Earlier today, when I read comments from Motorola executive Christy Wyatt over on PCMag explaining that lagging software updates could be blamed in large part on hardware variation, my first response was "really?" Talk about the pot calling the kettle black. Motorola has iterated so much hardware in the last year that it has actually promised to cut down on the number of versions of Android handsets it will make.

Specifically, Wyatt made a point of the obvious fact that when Google releases the source code for Android, the only devices it will readily compile on fall into the "Nexus" category. For Ice Cream Sandwich, that included the Nexus S, Galaxy Nexus, and (with a few tweaks) the Motorola XOOM. All of those devices (excepting the Verizon version of the XOOM) now have Android 4.0.

Here's Wyatt's actual statement on the issue:

When Google does a release of the software ... they do a version of the software for whatever phone they just shipped," she said. "The rest of the ecosystem doesn't see it until you see it. Hardware is by far the long pole in the tent, with multiple chipsets and multiple radio bands for multiple countries. It's a big machine to churn.

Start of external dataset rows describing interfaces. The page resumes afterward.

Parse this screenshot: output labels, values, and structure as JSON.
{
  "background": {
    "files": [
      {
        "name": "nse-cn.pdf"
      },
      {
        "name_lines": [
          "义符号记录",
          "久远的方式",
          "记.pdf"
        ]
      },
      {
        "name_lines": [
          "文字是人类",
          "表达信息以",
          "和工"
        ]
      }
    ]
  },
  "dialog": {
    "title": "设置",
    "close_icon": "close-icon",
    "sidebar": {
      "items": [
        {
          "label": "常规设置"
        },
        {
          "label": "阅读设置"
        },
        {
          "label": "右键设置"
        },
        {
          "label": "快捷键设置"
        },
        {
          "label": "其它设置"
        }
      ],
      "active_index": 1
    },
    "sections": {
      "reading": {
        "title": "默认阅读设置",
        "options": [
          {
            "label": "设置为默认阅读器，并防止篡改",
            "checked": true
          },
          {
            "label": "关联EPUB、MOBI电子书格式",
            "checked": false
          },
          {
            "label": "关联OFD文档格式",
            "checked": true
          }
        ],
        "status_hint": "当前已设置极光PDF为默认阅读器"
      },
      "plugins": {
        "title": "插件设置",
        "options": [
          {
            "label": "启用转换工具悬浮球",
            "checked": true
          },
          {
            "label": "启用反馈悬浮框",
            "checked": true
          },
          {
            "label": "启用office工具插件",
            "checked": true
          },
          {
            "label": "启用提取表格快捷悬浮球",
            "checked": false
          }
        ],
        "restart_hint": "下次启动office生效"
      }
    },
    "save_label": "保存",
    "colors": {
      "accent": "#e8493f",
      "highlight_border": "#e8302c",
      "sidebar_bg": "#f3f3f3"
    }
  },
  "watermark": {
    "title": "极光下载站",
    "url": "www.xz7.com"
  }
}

While Motorola has obviously learned to keep hardware relatively similar with its newest devices (the BIONIC, RAZR, and DROID 4 all feature the same TI OMAP4430 chipset), blaming handset variation seems like a bit of a copout. Whose fault is it that Motorola's devices (other than the 3 mentioned) have so many different hardware configurations aside from radio chips? I'm going to go out on a limb here and say "Motorola's." I think that's certainly part of the problem, but I also don't think it's the primary reason for the sluggishness or total lack of software updates for some devices - especially in the US market.

Motorola has at least 3 radio configurations to maintain in the US, considering the company has almost no presence on T-Mobile. Sprint and Verizon share CDMA bands, but Verizon has its own LTE, and AT&T works on GSM frequencies used around the world, though it too has its own LTE network. This means that individual software updates need to be configured for each major carrier here in the good 'ol US of A - and it's moronic.

But it doesn't stop there. Prepaid and regional carriers are split into camps, as well - Boost and Virgin both operate on CDMA (ala Sprint), while most other regionals use standard world GSM frequencies. Now, you may say that radio configurations are hardware differences, and I agree - they are. But Wyatt blames the hardware itself, rather than those demanding it.

As a company relying on huge purchasing agreements with major carriers, Motorola can't afford to blame them for much of anything except the black numbers on its balance sheet. But Wyatt does give us a hint of being upset with the carriers in a later quote:

I would have to know that every single operator I have is going to want to upgrade every single product, and sometimes they'll want to control the timing ... it's just not easy to make that blanket statement.

Translation: carriers are a nightmare to deal with, and are about as predictable as a group of angry badgers. Now, it's understandable why carriers are fussy about these things, reason number one being their sales figures. If Phone X gets an update to the newest version of Android right before Phone Y comes out, and but for X's update Phone Y would be the only device on the carrier with the newest version of the OS, the carrier wants to avoid cannibalizing sales. In all likelihood, the older phone will be cheaper (but cost the manufacturer about the same to buy, meaning an even bigger loss on the sale), and the carrier will be relying on near-term buzz to sell the new device en masse.

But most of the reason the updates will take so long to make it to the carrier's quality assurance department is that the manufacturer wants to present the update at roughly the same time in most markets (and carriers). In Europe, this is much less of an issue - almost every carrier in existence in the EU utilizes the standard GSM bands, as do most wireless providers around the world, making developing updates for these markets much easier.

In the United States, we have a wireless market that actively discourages users from switching carriers because their handset will in all likelihood only work on one of the "big four." There are ways to mitigate this, but there's really only one that can provide long-term relief: multi-carrier compatibility. As the major carriers move towards LTE, this is becoming something we can at least fathom having in the next decade.

While phones like the GSM Galaxy Nexus show that the "carrier gap" can be bridged by hardware to some degree (it works on both AT&T and T-Mobile's 3G HSPA+ networks), the fact that the device isn't available subsidized here in the US makes it clear what interest are at play.

If we continue allowing carriers to gate themselves off into "walled gardens" of spectrum, it seems the problem of slow software updates is something we'll always be stuck with here in the US. Let's hope that's not the case.

So, moral of the story? If you want to blame anyone for slow software updates, blame your carrier - they're perpetuating a system of product tying that makes less sense each and every day.